Washington University houses one of fewer than 30 academic centers in the U.S. equipped to conduct clinical research with Schedule I substances. With the potential legalization of psychedelic medicine on the horizon, researchers with the school’s Program in Psychedelic Research, or PiPeR, hope to pave a way toward a new generation of safe and more effective treatments for psychiatric illness.
“Psychedelics seem to be a rapid antidepressant,” says Dr. Joshua Siegel, a founding director of PiPeR, who directs clinical studies on psilocybin. Common antidepressant treatments stimulate plasticity, or the brain’s ability to adapt to change, he explains.

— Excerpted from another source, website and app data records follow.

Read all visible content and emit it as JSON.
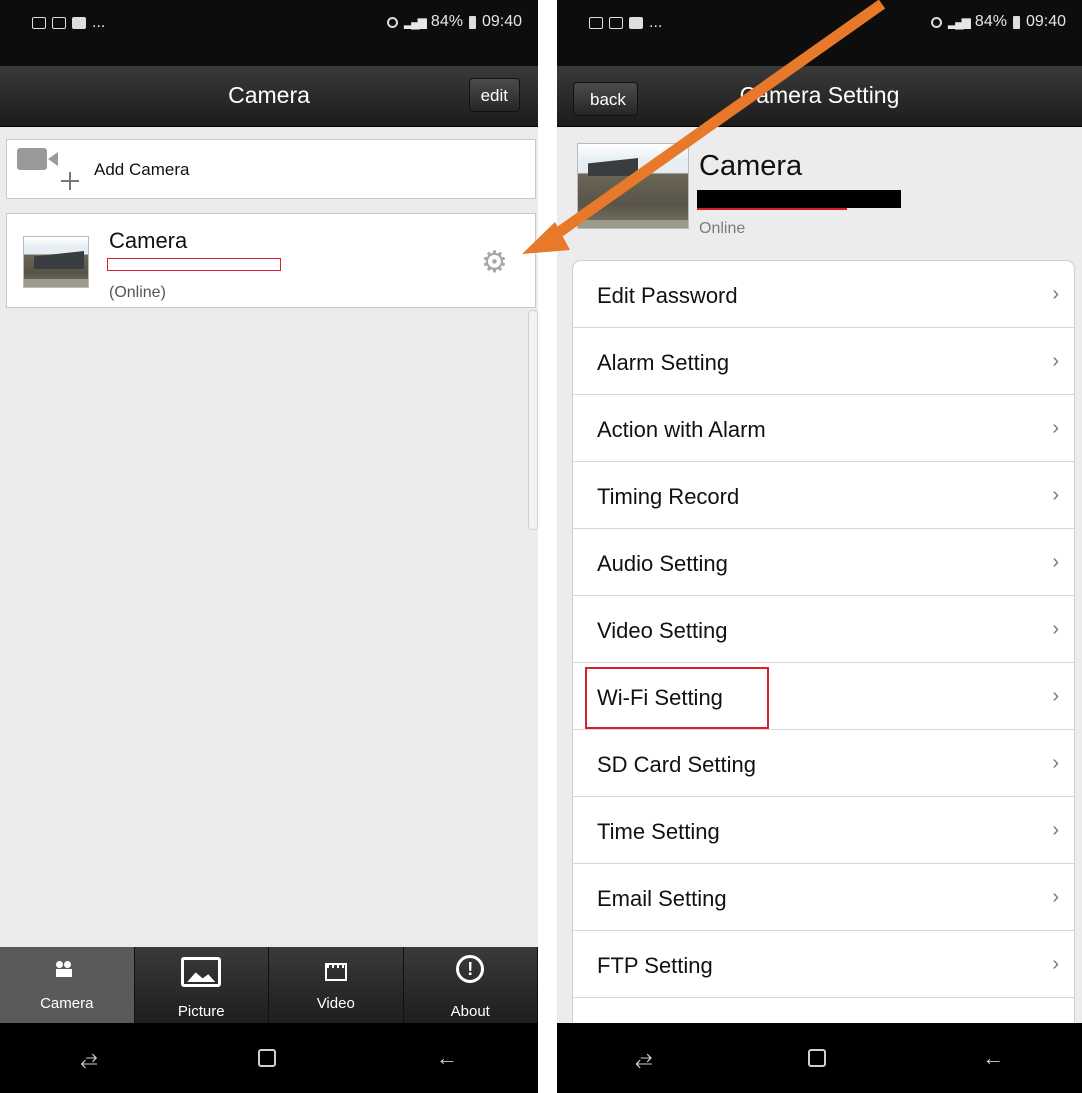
{
  "left": {
    "status": {
      "time": "09:40",
      "battery": "84%",
      "left_icons": "..."
    },
    "nav": {
      "title": "Camera",
      "edit_label": "edit"
    },
    "add_camera": {
      "label": "Add Camera"
    },
    "camera_item": {
      "name": "Camera",
      "status": "(Online)"
    },
    "tabs": [
      {
        "label": "Camera",
        "icon": "camera-tab-icon"
      },
      {
        "label": "Picture",
        "icon": "picture-icon"
      },
      {
        "label": "Video",
        "icon": "video-icon"
      },
      {
        "label": "About",
        "icon": "info-icon"
      }
    ]
  },
  "right": {
    "status": {
      "time": "09:40",
      "battery": "84%",
      "left_icons": "..."
    },
    "nav": {
      "title": "Camera Setting",
      "back_label": "back"
    },
    "header": {
      "name": "Camera",
      "status": "Online"
    },
    "settings": [
      "Edit Password",
      "Alarm Setting",
      "Action with Alarm",
      "Timing Record",
      "Audio Setting",
      "Video Setting",
      "Wi-Fi Setting",
      "SD Card Setting",
      "Time Setting",
      "Email Setting",
      "FTP Setting"
    ]
  },
  "annotation": {
    "arrow_color": "#e8792b",
    "highlight_color": "#d8202c"
  }
}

Psychedelics have the same effect on the emotional parts of our brains, but can spur change much more quickly.
“It allows for shifts in perspectives and behaviors,” Siegel says. “That’s part of what recovering from depression is — changing your patterns of behavior.”
But relief from depression or anxiety is not as simple as one trip, says Larry Shapiro, a psychologist based in St. Louis.
Shapiro assists patients seeking psychedelics’ therapeutic effects. He doesn’t provide patients with psychedelics, but he helps them undergo therapy sessions before and after their travels out of the country to consume psychedelics.
“The positive outcomes are almost always in conjunction with therapy,” Shapiro says. “It’s not just, ‘Take this and you’ll feel better.'”
Brewer incorporated therapy into her Mexico trip. She also started a low-sugar diet with no meat or alcohol.
Before departing, she feared riding on planes and driving in cars, she says, but her fears have vanished.
As Lovasco’s bill is now written, eligible patients could use psychedelics at home without supervision. But psychedelics may not be safe for people with severe cardiovascular disease or psychotic disorders, cautions Dr. Ginger Nicol, who cofounded PiPeR with Siegel.
Is Missouri ready for psychedelics? Lovasco says we have a lot of work to do. After a committee hearing in late March, he guessed the bill would need to be revised in order to secure votes. He’s looking toward a substitute bill that would allow only for psilocybin use, instead of the broad range of plant and fungus-based substances outlined in the bill’s original draft.
“I don’t think it’s super likely to be signed into law this year as it’s a very new issue for Missouri,” Lovasco says. “We definitely gotta start the conversation and work towards something we can get consensus on.”
But even if Lovasco’s bills don’t pass, change seems likely to come. And it could be a total game changer.
“If the results of the smaller studies that have been done carry through in our larger studies,” Nicol says, “then it will probably be a revolution in mental health and psychiatric pharmacology.”